### Data extracts:
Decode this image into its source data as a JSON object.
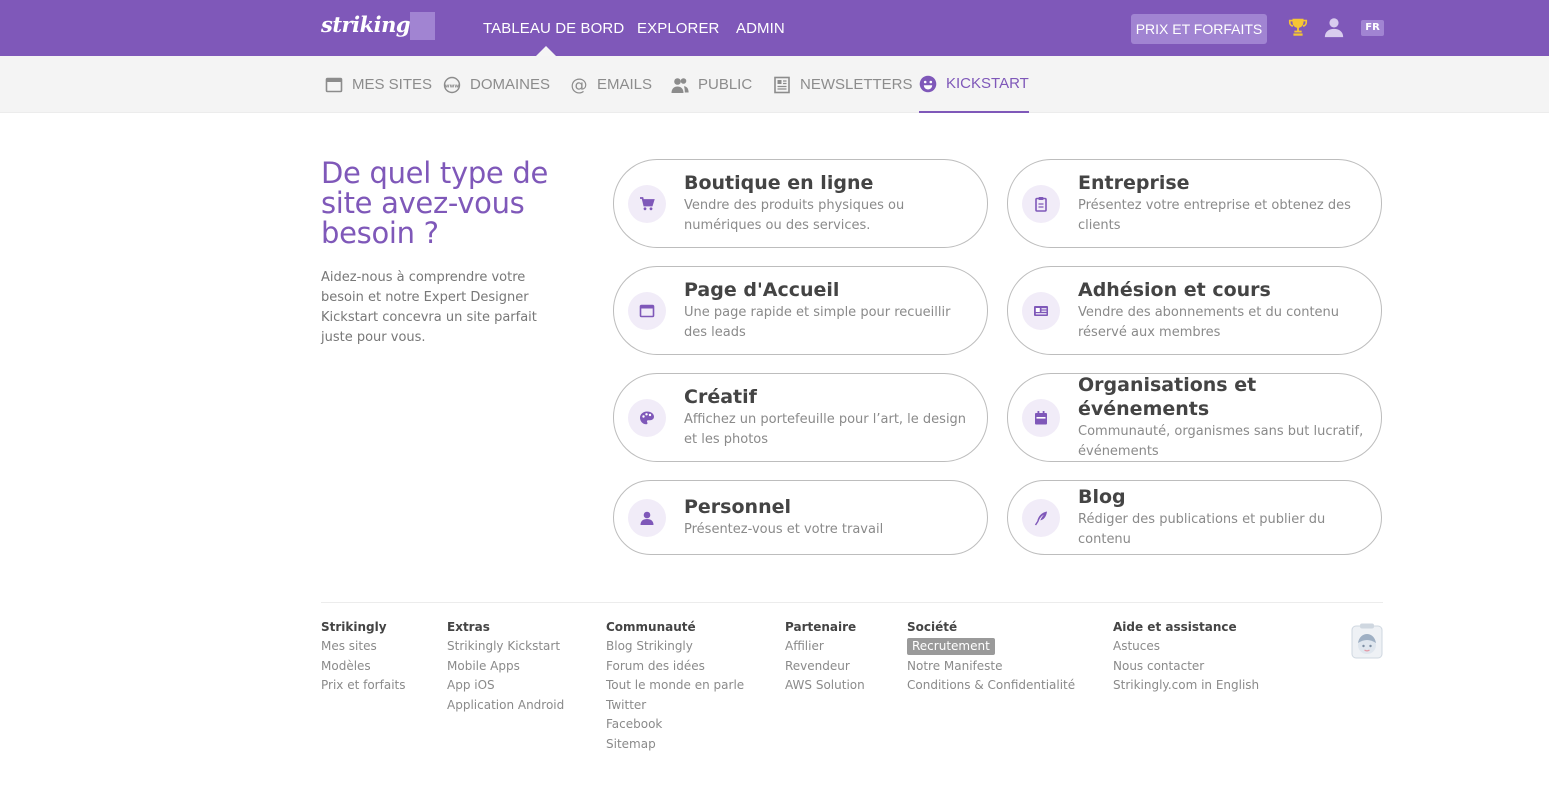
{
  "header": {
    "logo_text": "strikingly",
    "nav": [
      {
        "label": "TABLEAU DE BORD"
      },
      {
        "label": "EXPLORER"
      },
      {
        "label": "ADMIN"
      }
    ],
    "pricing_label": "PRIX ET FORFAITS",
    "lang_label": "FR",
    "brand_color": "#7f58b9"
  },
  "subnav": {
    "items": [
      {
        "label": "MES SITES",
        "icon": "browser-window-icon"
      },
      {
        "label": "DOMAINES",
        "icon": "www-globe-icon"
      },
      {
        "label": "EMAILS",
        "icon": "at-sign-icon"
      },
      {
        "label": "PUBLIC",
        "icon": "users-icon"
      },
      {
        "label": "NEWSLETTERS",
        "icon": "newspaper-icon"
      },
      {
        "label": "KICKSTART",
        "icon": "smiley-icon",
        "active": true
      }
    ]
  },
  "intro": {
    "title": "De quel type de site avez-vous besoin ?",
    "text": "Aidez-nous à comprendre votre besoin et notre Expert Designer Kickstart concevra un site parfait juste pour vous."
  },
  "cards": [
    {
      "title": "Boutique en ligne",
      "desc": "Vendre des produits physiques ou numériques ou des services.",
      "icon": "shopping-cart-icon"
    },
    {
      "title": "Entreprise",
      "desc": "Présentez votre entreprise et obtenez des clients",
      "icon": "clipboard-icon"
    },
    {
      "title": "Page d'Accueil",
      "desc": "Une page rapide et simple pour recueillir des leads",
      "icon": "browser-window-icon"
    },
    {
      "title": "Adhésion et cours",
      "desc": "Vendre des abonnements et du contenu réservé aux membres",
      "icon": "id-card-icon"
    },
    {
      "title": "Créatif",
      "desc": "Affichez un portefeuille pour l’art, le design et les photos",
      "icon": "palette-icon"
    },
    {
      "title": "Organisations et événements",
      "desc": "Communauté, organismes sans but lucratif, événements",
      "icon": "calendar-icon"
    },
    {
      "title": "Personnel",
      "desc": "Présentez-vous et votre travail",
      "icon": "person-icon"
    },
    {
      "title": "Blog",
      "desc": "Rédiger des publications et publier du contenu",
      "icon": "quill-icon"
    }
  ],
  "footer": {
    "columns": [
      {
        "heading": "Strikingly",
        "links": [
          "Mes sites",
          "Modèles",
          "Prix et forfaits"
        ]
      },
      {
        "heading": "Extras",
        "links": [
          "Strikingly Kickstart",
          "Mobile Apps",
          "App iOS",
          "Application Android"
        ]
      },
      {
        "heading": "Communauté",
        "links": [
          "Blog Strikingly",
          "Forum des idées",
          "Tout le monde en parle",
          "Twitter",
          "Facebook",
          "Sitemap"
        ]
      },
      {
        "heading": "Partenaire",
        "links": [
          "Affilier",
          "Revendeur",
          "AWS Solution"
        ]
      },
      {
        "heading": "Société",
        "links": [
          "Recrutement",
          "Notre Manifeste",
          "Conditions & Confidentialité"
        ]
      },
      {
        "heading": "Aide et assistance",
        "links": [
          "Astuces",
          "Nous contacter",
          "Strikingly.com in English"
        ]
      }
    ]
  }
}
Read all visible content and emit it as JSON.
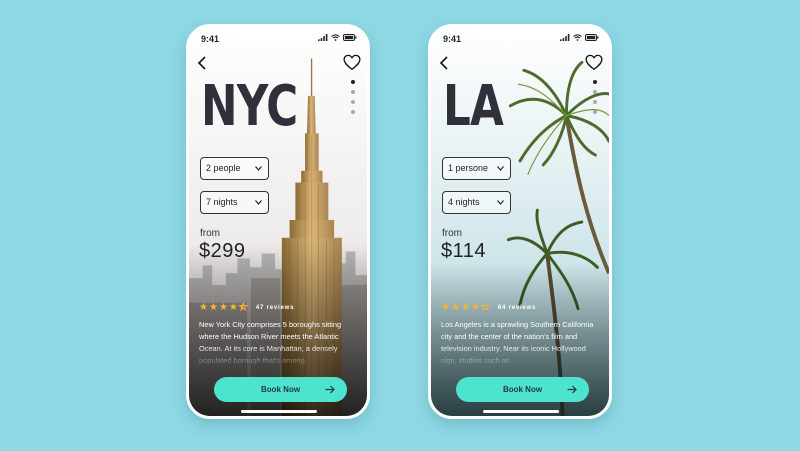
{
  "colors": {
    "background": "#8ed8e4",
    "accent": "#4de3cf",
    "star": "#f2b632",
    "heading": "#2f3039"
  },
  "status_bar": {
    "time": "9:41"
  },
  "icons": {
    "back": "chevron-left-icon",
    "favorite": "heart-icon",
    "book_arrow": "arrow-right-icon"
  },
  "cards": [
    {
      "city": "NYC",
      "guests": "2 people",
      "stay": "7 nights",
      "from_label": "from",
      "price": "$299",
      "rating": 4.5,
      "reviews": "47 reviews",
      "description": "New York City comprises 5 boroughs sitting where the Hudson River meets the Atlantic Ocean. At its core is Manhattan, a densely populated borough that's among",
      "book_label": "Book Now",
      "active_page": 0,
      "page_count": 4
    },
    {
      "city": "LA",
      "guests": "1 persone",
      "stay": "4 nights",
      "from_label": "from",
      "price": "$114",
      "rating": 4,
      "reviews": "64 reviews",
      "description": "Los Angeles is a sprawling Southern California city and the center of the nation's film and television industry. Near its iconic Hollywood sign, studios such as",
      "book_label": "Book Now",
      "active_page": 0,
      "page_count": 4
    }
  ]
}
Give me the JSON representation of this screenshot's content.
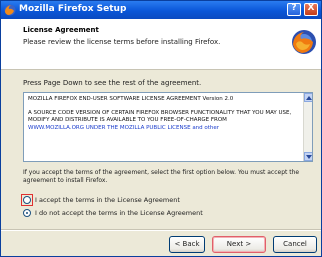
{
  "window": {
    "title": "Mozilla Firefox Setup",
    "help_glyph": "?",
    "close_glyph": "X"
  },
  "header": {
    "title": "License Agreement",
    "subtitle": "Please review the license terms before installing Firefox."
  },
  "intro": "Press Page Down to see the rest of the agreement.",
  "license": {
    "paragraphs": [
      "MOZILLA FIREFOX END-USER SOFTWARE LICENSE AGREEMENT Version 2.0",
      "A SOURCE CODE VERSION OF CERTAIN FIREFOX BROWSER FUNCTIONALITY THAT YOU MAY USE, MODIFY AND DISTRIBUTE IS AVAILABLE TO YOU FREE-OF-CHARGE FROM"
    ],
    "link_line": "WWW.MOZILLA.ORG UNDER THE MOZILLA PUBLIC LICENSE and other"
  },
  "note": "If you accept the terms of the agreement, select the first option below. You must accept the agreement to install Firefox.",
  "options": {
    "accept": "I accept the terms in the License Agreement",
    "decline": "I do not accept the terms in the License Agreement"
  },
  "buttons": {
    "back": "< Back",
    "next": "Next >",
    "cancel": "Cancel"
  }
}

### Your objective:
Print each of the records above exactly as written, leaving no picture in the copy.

### Solved problem:
Decode this image into its source data as a JSON object.
{
  "header": {
    "logo_text": "strikingly",
    "nav": [
      {
        "label": "TABLEAU DE BORD"
      },
      {
        "label": "EXPLORER"
      },
      {
        "label": "ADMIN"
      }
    ],
    "pricing_label": "PRIX ET FORFAITS",
    "lang_label": "FR",
    "brand_color": "#7f58b9"
  },
  "subnav": {
    "items": [
      {
        "label": "MES SITES",
        "icon": "browser-window-icon"
      },
      {
        "label": "DOMAINES",
        "icon": "www-globe-icon"
      },
      {
        "label": "EMAILS",
        "icon": "at-sign-icon"
      },
      {
        "label": "PUBLIC",
        "icon": "users-icon"
      },
      {
        "label": "NEWSLETTERS",
        "icon": "newspaper-icon"
      },
      {
        "label": "KICKSTART",
        "icon": "smiley-icon",
        "active": true
      }
    ]
  },
  "intro": {
    "title": "De quel type de site avez-vous besoin ?",
    "text": "Aidez-nous à comprendre votre besoin et notre Expert Designer Kickstart concevra un site parfait juste pour vous."
  },
  "cards": [
    {
      "title": "Boutique en ligne",
      "desc": "Vendre des produits physiques ou numériques ou des services.",
      "icon": "shopping-cart-icon"
    },
    {
      "title": "Entreprise",
      "desc": "Présentez votre entreprise et obtenez des clients",
      "icon": "clipboard-icon"
    },
    {
      "title": "Page d'Accueil",
      "desc": "Une page rapide et simple pour recueillir des leads",
      "icon": "browser-window-icon"
    },
    {
      "title": "Adhésion et cours",
      "desc": "Vendre des abonnements et du contenu réservé aux membres",
      "icon": "id-card-icon"
    },
    {
      "title": "Créatif",
      "desc": "Affichez un portefeuille pour l’art, le design et les photos",
      "icon": "palette-icon"
    },
    {
      "title": "Organisations et événements",
      "desc": "Communauté, organismes sans but lucratif, événements",
      "icon": "calendar-icon"
    },
    {
      "title": "Personnel",
      "desc": "Présentez-vous et votre travail",
      "icon": "person-icon"
    },
    {
      "title": "Blog",
      "desc": "Rédiger des publications et publier du contenu",
      "icon": "quill-icon"
    }
  ],
  "footer": {
    "columns": [
      {
        "heading": "Strikingly",
        "links": [
          "Mes sites",
          "Modèles",
          "Prix et forfaits"
        ]
      },
      {
        "heading": "Extras",
        "links": [
          "Strikingly Kickstart",
          "Mobile Apps",
          "App iOS",
          "Application Android"
        ]
      },
      {
        "heading": "Communauté",
        "links": [
          "Blog Strikingly",
          "Forum des idées",
          "Tout le monde en parle",
          "Twitter",
          "Facebook",
          "Sitemap"
        ]
      },
      {
        "heading": "Partenaire",
        "links": [
          "Affilier",
          "Revendeur",
          "AWS Solution"
        ]
      },
      {
        "heading": "Société",
        "links": [
          "Recrutement",
          "Notre Manifeste",
          "Conditions & Confidentialité"
        ]
      },
      {
        "heading": "Aide et assistance",
        "links": [
          "Astuces",
          "Nous contacter",
          "Strikingly.com in English"
        ]
      }
    ]
  }
}
Read all visible content and emit it as JSON.
{
  "colors": {
    "background": "#8ed8e4",
    "accent": "#4de3cf",
    "star": "#f2b632",
    "heading": "#2f3039"
  },
  "status_bar": {
    "time": "9:41"
  },
  "icons": {
    "back": "chevron-left-icon",
    "favorite": "heart-icon",
    "book_arrow": "arrow-right-icon"
  },
  "cards": [
    {
      "city": "NYC",
      "guests": "2 people",
      "stay": "7 nights",
      "from_label": "from",
      "price": "$299",
      "rating": 4.5,
      "reviews": "47 reviews",
      "description": "New York City comprises 5 boroughs sitting where the Hudson River meets the Atlantic Ocean. At its core is Manhattan, a densely populated borough that's among",
      "book_label": "Book Now",
      "active_page": 0,
      "page_count": 4
    },
    {
      "city": "LA",
      "guests": "1 persone",
      "stay": "4 nights",
      "from_label": "from",
      "price": "$114",
      "rating": 4,
      "reviews": "64 reviews",
      "description": "Los Angeles is a sprawling Southern California city and the center of the nation's film and television industry. Near its iconic Hollywood sign, studios such as",
      "book_label": "Book Now",
      "active_page": 0,
      "page_count": 4
    }
  ]
}
Give me the JSON representation of this screenshot's content.
{
  "window": {
    "title": "Mozilla Firefox Setup",
    "help_glyph": "?",
    "close_glyph": "X"
  },
  "header": {
    "title": "License Agreement",
    "subtitle": "Please review the license terms before installing Firefox."
  },
  "intro": "Press Page Down to see the rest of the agreement.",
  "license": {
    "paragraphs": [
      "MOZILLA FIREFOX END-USER SOFTWARE LICENSE AGREEMENT Version 2.0",
      "A SOURCE CODE VERSION OF CERTAIN FIREFOX BROWSER FUNCTIONALITY THAT YOU MAY USE, MODIFY AND DISTRIBUTE IS AVAILABLE TO YOU FREE-OF-CHARGE FROM"
    ],
    "link_line": "WWW.MOZILLA.ORG UNDER THE MOZILLA PUBLIC LICENSE and other"
  },
  "note": "If you accept the terms of the agreement, select the first option below. You must accept the agreement to install Firefox.",
  "options": {
    "accept": "I accept the terms in the License Agreement",
    "decline": "I do not accept the terms in the License Agreement"
  },
  "buttons": {
    "back": "< Back",
    "next": "Next >",
    "cancel": "Cancel"
  }
}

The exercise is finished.